By Alyssa Havlovic, MS, RDN, ACSM EP-C, Extension Educator in Lancaster County

May is here, and it’s National Egg Month. Although eggs haven’t had the best reputation in the past, more recent research shows that eggs are actually a healthy component to any eating pattern.

For decades, we believed we should limit eggs due to their cholesterol content, but the latest research shows that there is no correlation between egg consumption and risk for cardiovascular disease, ischemic heart disease or stroke. Eggs are a complete source of protein and pack over 20 beneficial nutrients at only 70 calories a piece.

Eggs are a great choice for individuals of all ages across the lifespan. The 2020-2025 Dietary Guidelines for Americans (DGA) specifically recommend eggs as an important first food for infants and toddlers, as well as for pregnant and breastfeeding women. Eggs are an excellent source of choline, a critical nutrient for fetal brain development, and are one of the most concentrated food sources of choline in the American diet. Choline is not found in high quantities in many foods typically consumed by Americans, but just one large egg provides the daily choline needs for babies and toddlers, and two large eggs provide more than half of daily choline needs for pregnant women. The DGAs highlight the importance of choline and recommend eggs as a first food for babies to reduce risk for an egg allergy.

Eggs are also beneficial for adolescents and teens due to the protein and choline they provide. The high protein in eggs helps repair and maintain muscle health, therefore, supporting bone health for adolescents and adults.

Eggs also offer nutritional benefits for adults and older adults and can be part of a heart-healthy diet. Eggs are a good source of vitamin D, a nutrient most Americans fall short on, according to the dietary guidelines. Egg yolks contain two carotenoids, lutein and zeaxanthin. These carotenoids help prevent age-related macular degeneration that can lead to blindness. Another beneficial nutrient from eggs is vitamin B12. Many older adults do not consume enough vitamin B12, but just one large egg can provide 20% of daily needs.

In addition to the nutritional benefits of eggs, they are also quick to prepare and easy on your food budget! With rising protein food costs, eggs remain very affordable with an average cost of less than 20 cents a piece.

We may think of eggs as a traditional breakfast food, but you can eat them any time of day!

For breakfast, you might scramble or fry an egg, make an omelet, add them to a breakfast burrito, on top of toast — the options are endless!
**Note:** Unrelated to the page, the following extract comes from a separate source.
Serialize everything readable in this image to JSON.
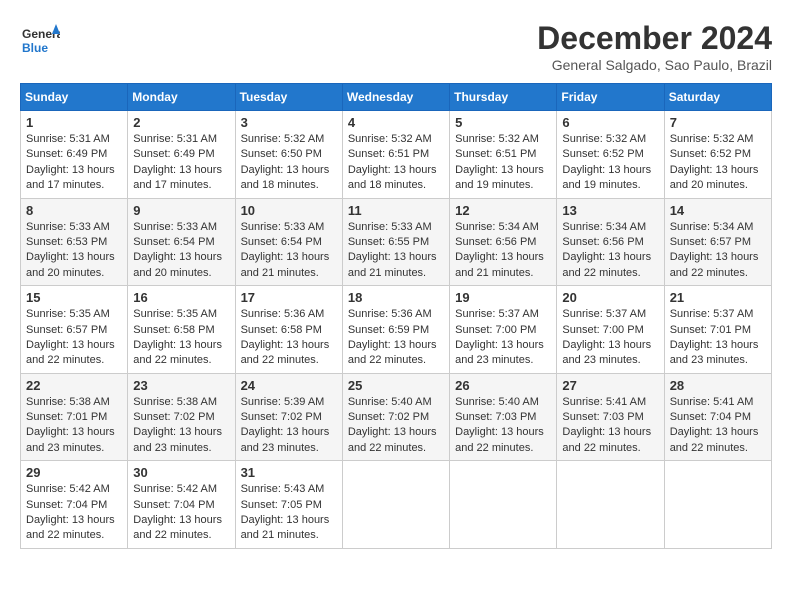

For lunch, add hard boiled eggs to a fresh salad or make an egg salad sandwich. For dinner, add them to stir fry dishes and fried rice, enjoy an egg and potato skillet meal or try curried eggs with spinach. Eggs are a great way to vary your protein choices.

Keep yourself and your family safe from foodborne illness by washing your hands and any surfaces or utensils that come in contact with raw eggs. When preparing dishes containing eggs, cook eggs until the white and yolks are firm or an internal temperature of 160°F. Eggs should be kept cool at 33–40°F and should be discarded after two hours if left at room temperature. For best quality, use eggs within 3–5 weeks of the purchase date. Eggs are perfectly safe to use after the “sell-by” date on the carton.